There has been further progress in efforts to decriminalise libel in Liberia with the Senate voting unanimously on February 7, 2019 to approve amendments to the repressive sections of Liberia’s penal code.
It will be recalled that on May 31, 2018, President Weah, in a letter introducing the bill to the Legislature, said the Penal Code contravened Chapter 11, Article 15 of the Liberian Constitution, which guarantees freedom of speech and expression.
Additionally, he said that Liberia is a signatory to the Table Mountain Declaration, which demands that African countries eliminate prison terms and detentions for press offenses.
The bill therefore sought to repeal Section 11.11, regarding Criminal Libel against the President; Section 11.12 on Sedition and Section 11.14 on Criminal Malevolence.
On July 3, 2018, the House of Representatives (Lower Chamber) approved the amendments. The Senate’s approval therefore means that the amendments now requires only presidential assent to come into effect.
The new legislation is named ‘the Kamara Abdullah Kamara Act of Press Freedom’ in honour of one of the country’s tireless press freedom advocates and former President of the Press Union of Liberia who died on April 17, 2018.
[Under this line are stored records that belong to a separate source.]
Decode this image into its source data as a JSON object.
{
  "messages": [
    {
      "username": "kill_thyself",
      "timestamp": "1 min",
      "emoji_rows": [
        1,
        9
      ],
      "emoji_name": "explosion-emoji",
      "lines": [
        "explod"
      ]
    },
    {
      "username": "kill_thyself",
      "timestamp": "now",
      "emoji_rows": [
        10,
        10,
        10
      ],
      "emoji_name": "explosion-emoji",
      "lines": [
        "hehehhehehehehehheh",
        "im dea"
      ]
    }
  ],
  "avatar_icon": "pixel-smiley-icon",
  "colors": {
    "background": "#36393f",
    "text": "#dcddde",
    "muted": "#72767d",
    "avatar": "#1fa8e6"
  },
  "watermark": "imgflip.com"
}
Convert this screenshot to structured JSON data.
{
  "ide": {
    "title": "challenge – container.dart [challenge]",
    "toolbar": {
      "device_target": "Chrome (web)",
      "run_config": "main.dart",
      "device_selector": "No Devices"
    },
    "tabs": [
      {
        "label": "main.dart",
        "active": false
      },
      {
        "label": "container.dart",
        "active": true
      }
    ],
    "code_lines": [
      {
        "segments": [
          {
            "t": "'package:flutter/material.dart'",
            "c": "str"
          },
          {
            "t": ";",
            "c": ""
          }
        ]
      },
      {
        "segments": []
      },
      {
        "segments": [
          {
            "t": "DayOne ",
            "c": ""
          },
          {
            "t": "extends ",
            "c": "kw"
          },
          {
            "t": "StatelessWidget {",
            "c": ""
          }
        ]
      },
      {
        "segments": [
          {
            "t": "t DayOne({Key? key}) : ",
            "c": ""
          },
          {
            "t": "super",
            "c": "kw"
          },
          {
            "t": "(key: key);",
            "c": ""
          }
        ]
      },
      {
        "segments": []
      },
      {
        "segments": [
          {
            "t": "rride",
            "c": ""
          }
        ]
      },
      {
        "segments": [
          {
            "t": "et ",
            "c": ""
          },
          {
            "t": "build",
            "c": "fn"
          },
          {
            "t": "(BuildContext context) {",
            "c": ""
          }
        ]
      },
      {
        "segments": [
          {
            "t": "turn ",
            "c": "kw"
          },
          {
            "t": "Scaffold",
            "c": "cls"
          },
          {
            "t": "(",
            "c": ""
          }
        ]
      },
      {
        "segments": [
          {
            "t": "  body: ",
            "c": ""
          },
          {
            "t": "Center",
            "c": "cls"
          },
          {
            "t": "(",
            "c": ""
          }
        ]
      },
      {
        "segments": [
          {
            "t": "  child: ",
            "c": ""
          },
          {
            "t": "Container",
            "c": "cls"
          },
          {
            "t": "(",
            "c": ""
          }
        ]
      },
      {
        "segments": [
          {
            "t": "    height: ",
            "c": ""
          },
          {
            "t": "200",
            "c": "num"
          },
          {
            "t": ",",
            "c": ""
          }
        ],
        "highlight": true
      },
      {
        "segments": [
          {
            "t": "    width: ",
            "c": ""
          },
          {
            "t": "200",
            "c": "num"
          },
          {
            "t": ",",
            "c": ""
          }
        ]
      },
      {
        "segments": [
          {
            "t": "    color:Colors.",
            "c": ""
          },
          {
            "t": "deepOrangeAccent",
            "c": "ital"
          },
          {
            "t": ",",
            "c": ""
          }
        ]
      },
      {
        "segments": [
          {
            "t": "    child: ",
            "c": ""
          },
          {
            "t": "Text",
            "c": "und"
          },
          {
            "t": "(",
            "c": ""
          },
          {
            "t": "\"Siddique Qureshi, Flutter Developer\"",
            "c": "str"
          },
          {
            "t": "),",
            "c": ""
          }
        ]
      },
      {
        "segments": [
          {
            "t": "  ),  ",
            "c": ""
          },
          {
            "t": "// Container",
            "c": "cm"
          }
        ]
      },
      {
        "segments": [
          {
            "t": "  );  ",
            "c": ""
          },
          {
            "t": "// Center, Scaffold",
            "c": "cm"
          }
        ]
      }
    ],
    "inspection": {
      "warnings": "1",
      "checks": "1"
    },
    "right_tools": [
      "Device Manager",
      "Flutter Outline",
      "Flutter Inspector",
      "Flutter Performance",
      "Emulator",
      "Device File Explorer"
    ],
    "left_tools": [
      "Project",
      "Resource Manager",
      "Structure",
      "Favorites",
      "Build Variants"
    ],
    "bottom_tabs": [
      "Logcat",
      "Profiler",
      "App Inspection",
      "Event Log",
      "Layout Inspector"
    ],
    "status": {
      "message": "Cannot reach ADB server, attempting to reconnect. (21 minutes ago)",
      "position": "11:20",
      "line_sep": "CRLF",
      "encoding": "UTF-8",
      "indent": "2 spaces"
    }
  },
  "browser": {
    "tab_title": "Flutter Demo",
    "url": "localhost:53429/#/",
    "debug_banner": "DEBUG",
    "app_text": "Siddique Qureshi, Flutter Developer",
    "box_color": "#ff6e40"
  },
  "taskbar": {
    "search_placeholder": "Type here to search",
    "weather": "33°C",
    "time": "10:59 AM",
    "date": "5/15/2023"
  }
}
The MFWA welcomes this development as a positive move towards improving Liberia’s press freedom and freedom of expression environment. We commend Liberia’s Parliament for supporting the President’s effort to make Liberia’s laws more media-friendly.